“I’m saddest when I search on Twitter and people today blame the mothers and fathers for these complications with Fb. They say, ‘Just take your kid’s mobile phone absent.’ But the fact is that it is really a lot a lot more complicated than that,” she said in her testimony.
“Really hardly ever do you have one particular of these generational shifts where the generation that potential customers, like mom and dad who guideline their young children, have this kind of a different established of experiences that they never have the context to aid their young children in a safe way,” she included. “We require to assistance moms and dads. If Facebook will never safeguard the kids, we at the very least have to have to enable the parents assist the young ones.”
Facebook, which rebranded as Meta in Oct, has repeatedly tried to discredit Haugen and explained her testimony and experiences on the files mischaracterize its steps and attempts. But the outcry from Haugen’s disclosures pressured Fb to rethink the launch of an Instagram application for small children beneath 13. (Kids below the age of 13 are not now permitted to develop accounts on any Meta platforms.)
It also assisted spur a collection of congressional hearings about how tech items effects young children, that includes execs from Facebook, TikTok and Snapchat’s guardian business, Snap. This week, the head of Meta-owned Instagram is set to appear ahead of Congress as lawmakers issue the app’s impact on youthful end users.
In their testimonies, the TikTok and Snap executives confirmed humility and acknowledged the need to have to do much more to safeguard their platforms. Jennifer Stout, Snap VP of world community coverage, stated the business is building new instruments for parents to superior oversee how their kids are using the app. Instagram beforehand mentioned it is “progressively focused on addressing unfavorable social comparison and damaging physique picture.”
Ahead of the Congressional physical appearance this week, Instagram released a Get a Break element which encourages people to commit some time absent from the system. The business also mentioned it ideas to take a “stricter solution” to the articles it endorses to youngsters and actively nudge them toward distinctive topics if they have been dwelling on any kind of content for far too prolonged. It is also setting up to introduce its 1st instruments for dad and mom, which includes an academic hub and parental checking applications that make it possible for them to see how considerably time their kids invest on Instagram and set time limits, starting off upcoming yr.

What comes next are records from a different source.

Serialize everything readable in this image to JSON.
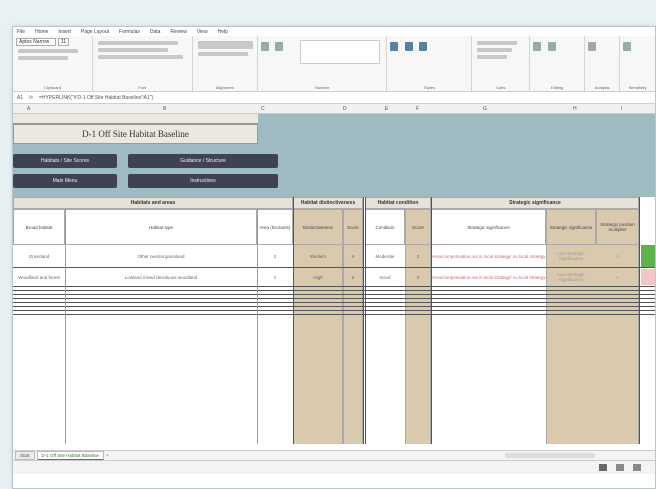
{
  "menu": [
    "File",
    "Home",
    "Insert",
    "Page Layout",
    "Formulas",
    "Data",
    "Review",
    "View",
    "Help"
  ],
  "ribbon": {
    "font_name": "Aptos Narrow",
    "font_size": "11",
    "groups": [
      "Clipboard",
      "Font",
      "Alignment",
      "Number",
      "Styles",
      "Cells",
      "Editing",
      "Analysis",
      "Sensitivity"
    ]
  },
  "formula_bar": {
    "cell_ref": "A1",
    "fx": "fx",
    "value": "=HYPERLINK(\"#'D-1 Off Site Habitat Baseline'!A1\")"
  },
  "columns": [
    "A",
    "B",
    "C",
    "D",
    "E",
    "F",
    "G",
    "H",
    "I"
  ],
  "sheet": {
    "title": "D-1 Off Site Habitat Baseline",
    "buttons": [
      "Habitats / Site Scores",
      "Guidance / Structure",
      "Main Menu",
      "Instructions"
    ]
  },
  "table": {
    "groups": [
      "Habitats and areas",
      "Habitat distinctiveness",
      "Habitat condition",
      "Strategic significance"
    ],
    "headers": [
      "Broad habitat",
      "Habitat type",
      "Area (hectares)",
      "Distinctiveness",
      "Score",
      "Condition",
      "Score",
      "Strategic significance",
      "Strategic significance",
      "Strategic position multiplier"
    ],
    "rows": [
      [
        "Grassland",
        "Other neutral grassland",
        "2",
        "Medium",
        "4",
        "Moderate",
        "2",
        "Area/compensation not in local strategy/ no local strategy",
        "Low Strategic Significance",
        "1"
      ],
      [
        "Woodland and forest",
        "Lowland mixed deciduous woodland",
        "1",
        "High",
        "6",
        "Good",
        "3",
        "Area/compensation not in local strategy/ no local strategy",
        "Low Strategic Significance",
        "1"
      ]
    ]
  },
  "tabs": [
    "Start",
    "D-1 Off Site Habitat Baseline",
    "+"
  ],
  "colors": {
    "banner": "#9ebbc2",
    "tan": "#d9c9ad",
    "button": "#3f4250",
    "active_tab": "#2e7a2e"
  }
}
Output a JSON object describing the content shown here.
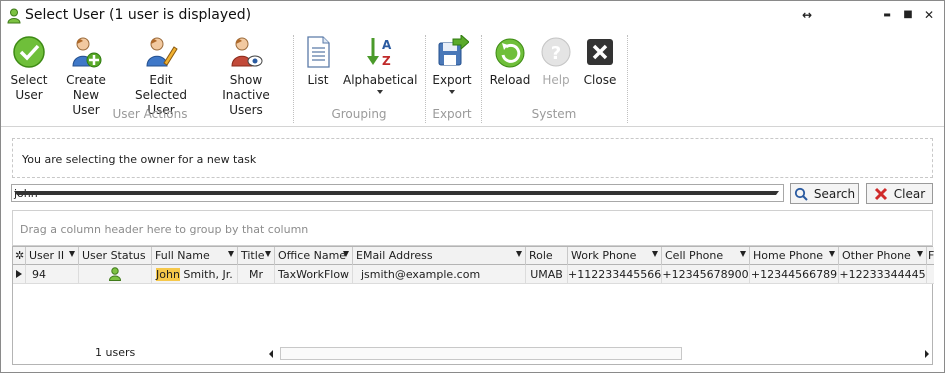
{
  "window": {
    "title": "Select User (1 user is displayed)",
    "controls": {
      "restore": "↔",
      "minimize": "▬",
      "maximize": "■",
      "close": "✕"
    }
  },
  "ribbon": {
    "buttons": {
      "select_user": "Select\nUser",
      "create_new_user": "Create\nNew User",
      "edit_selected_user": "Edit Selected\nUser",
      "show_inactive_users": "Show\nInactive Users",
      "list": "List",
      "alphabetical": "Alphabetical",
      "export": "Export",
      "reload": "Reload",
      "help": "Help",
      "close": "Close"
    },
    "groups": {
      "user_actions": "User Actions",
      "grouping": "Grouping",
      "export": "Export",
      "system": "System"
    },
    "alpha_icon": {
      "a": "A",
      "z": "Z"
    }
  },
  "info": {
    "message": "You are selecting the owner for a new task"
  },
  "search": {
    "value": "john",
    "search_label": "Search",
    "clear_label": "Clear"
  },
  "group_panel": {
    "hint": "Drag a column header here to group by that column"
  },
  "grid": {
    "columns": [
      "User II",
      "User Status",
      "Full Name",
      "Title",
      "Office Name",
      "EMail Address",
      "Role",
      "Work Phone",
      "Cell Phone",
      "Home Phone",
      "Other Phone",
      "Fa"
    ],
    "rows": [
      {
        "user_id": "94",
        "full_name_highlight": "John",
        "full_name_rest": " Smith, Jr.",
        "title": "Mr",
        "office": "TaxWorkFlow",
        "email": "jsmith@example.com",
        "role": "UMAB",
        "work_phone": "+112233445566",
        "cell_phone": "+12345678900",
        "home_phone": "+12344566789",
        "other_phone": "+12233344445"
      }
    ],
    "footer_count": "1 users"
  },
  "colors": {
    "highlight": "#f6c84a",
    "user_green": "#5aa02c"
  }
}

“You can supply equipment to dad and mom and you can supply them insights into their teen’s action, but that’s not as practical if they never genuinely know how to have a discussion with their teenager about it, or how to start a dialogue that can enable them get the most out of their time on the web,” Vaishnavi J, Instagram’s head of security and very well-remaining, explained to CNN Company this week.